- In season 5 of The Guild Clara briefly joins a Steam Punk group only to get thrown out.
- The Geek and Sundry series [LARPs] which is about...guess what?
- Motorcity: Chuck is part of a group that does this, but then two members of their party go missing for real. The group seems to view Chuck as their Fake Ultimate Hero.
- There are a few episodes of South Park revolving around LARPs, such as "The Return of the Fellowship of the Ring to the Two Towers", "Lil' Crime Stoppers", and the Coon and Friends and Black Friday trilogies, plus the video game South Park: The Stick of Truth.
- Henchman 21/Gary from The Venture Bros. Took a Level in Badass between season 3 and 4 after the death of his best friend, Henchman 24, in part by training with a LARP group, the "Orchard Street Wolf Pack."
- An episode of Teenage Mutant Ninja Turtles (2012) involved the turtles LARPing, only to get caught up in a real fantasy quest. There's even a set of action figures based on the guys' fantasy personas, with "Live Action Role Play" right on the labels.
- Soos from Gravity Falls mentions doing "FCLORP", or Foam and Cardboard Legitimate Outdoor Role-Play, as a reference to LARP.

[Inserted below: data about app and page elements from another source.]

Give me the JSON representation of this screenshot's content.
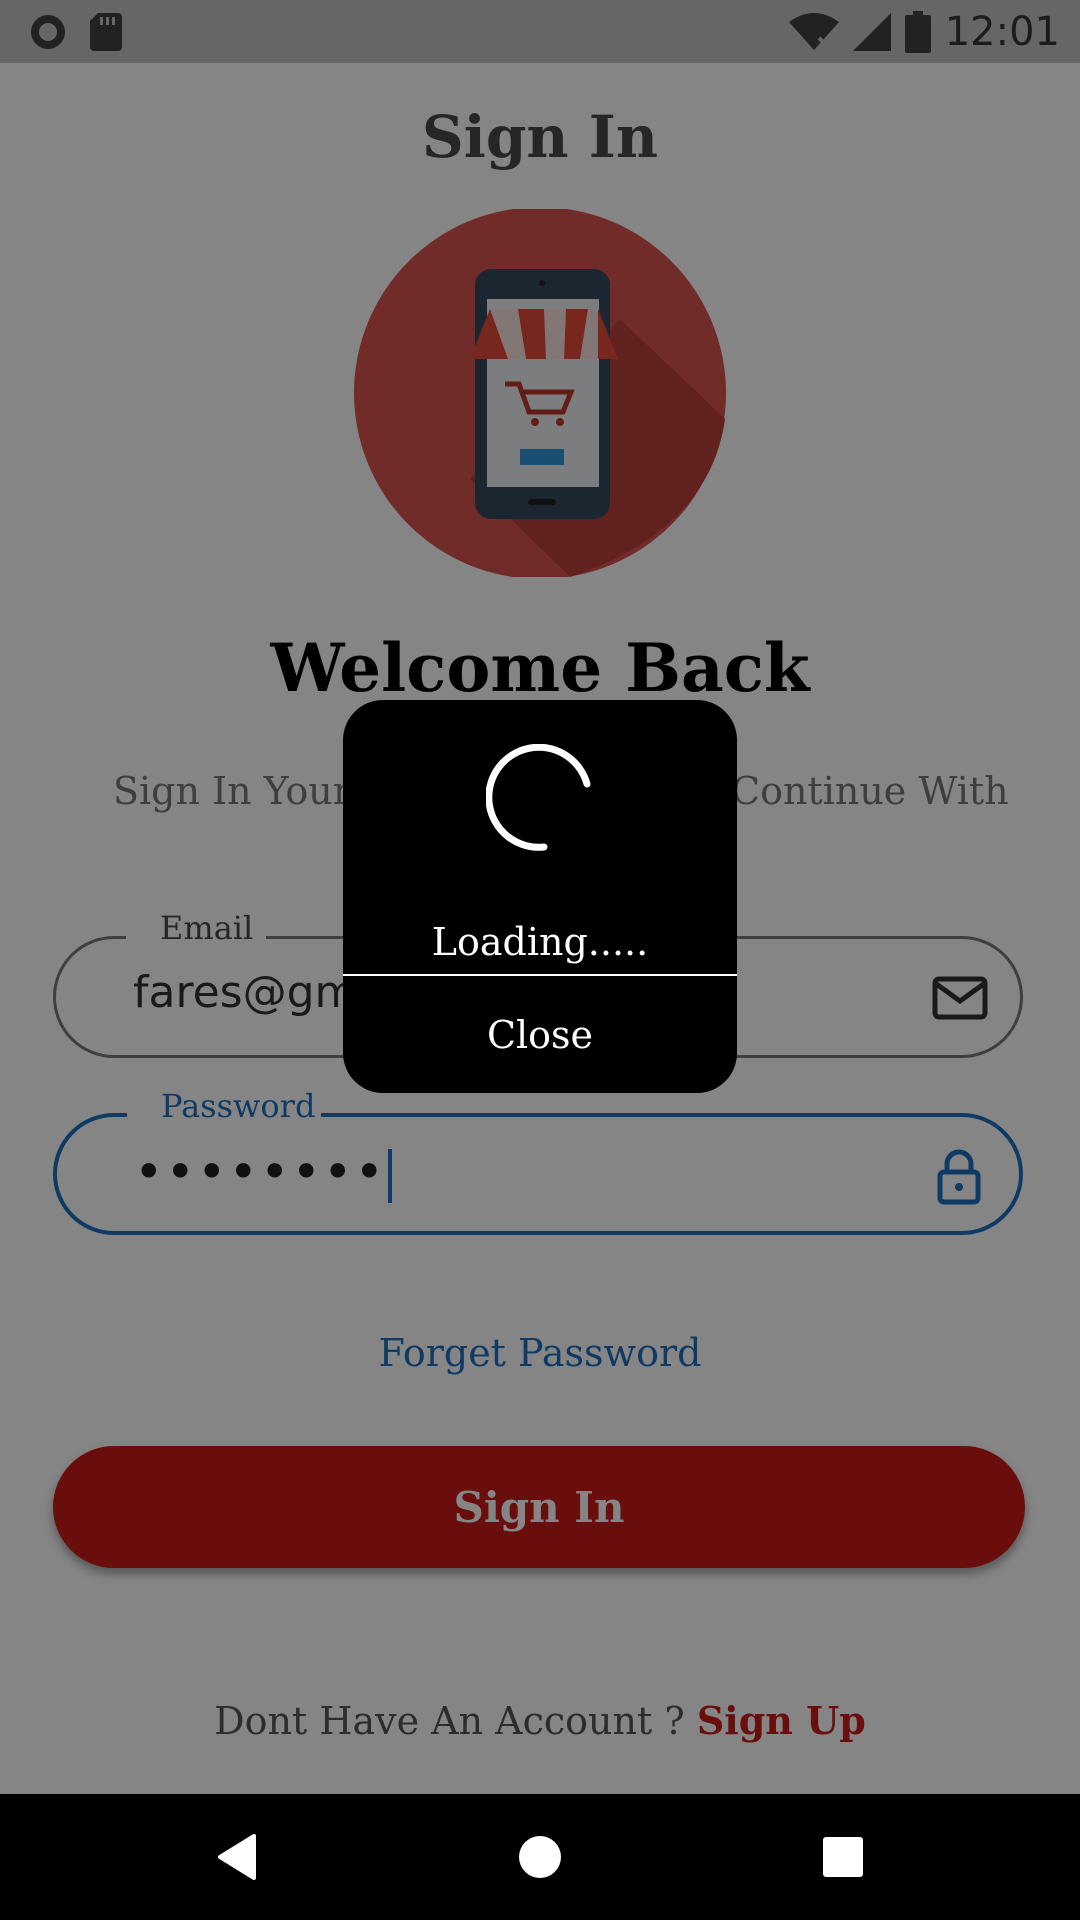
{
  "status_bar": {
    "time": "12:01",
    "icons": [
      "circle-notification-icon",
      "sd-card-icon",
      "wifi-off-icon",
      "signal-icon",
      "battery-icon"
    ]
  },
  "page": {
    "title": "Sign In",
    "welcome": "Welcome Back",
    "subtitle_left": "Sign In Your E",
    "subtitle_right": "Continue With"
  },
  "email_field": {
    "label": "Email",
    "value": "fares@gma",
    "icon": "mail-icon"
  },
  "password_field": {
    "label": "Password",
    "value": "••••••••",
    "icon": "lock-icon"
  },
  "links": {
    "forget_password": "Forget Password"
  },
  "signin_button": {
    "label": "Sign In"
  },
  "signup": {
    "prompt": "Dont Have An Account ?",
    "link": "Sign Up"
  },
  "dialog": {
    "message": "Loading.....",
    "close_label": "Close"
  },
  "colors": {
    "accent_red": "#c91a1a",
    "accent_blue": "#1e6fc0",
    "scrim": "rgba(0,0,0,0.48)"
  },
  "nav_bar": {
    "buttons": [
      "back-icon",
      "home-icon",
      "recents-icon"
    ]
  }
}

- Pasila has an episode about LARPers where they are portrayed as the biggest nerds imaginable. Mind you, any group of people is usually portrayed in the most negative way possible in the series. They tend to kneel down to throw dice instead of actually doing stuff even in real life, which is of course a possibly intentional mix-up with Tabletop Role Playing Games. One of them confesses to the murder of one of his friends who really just fell and hit his head, just so that he can feel significant for once.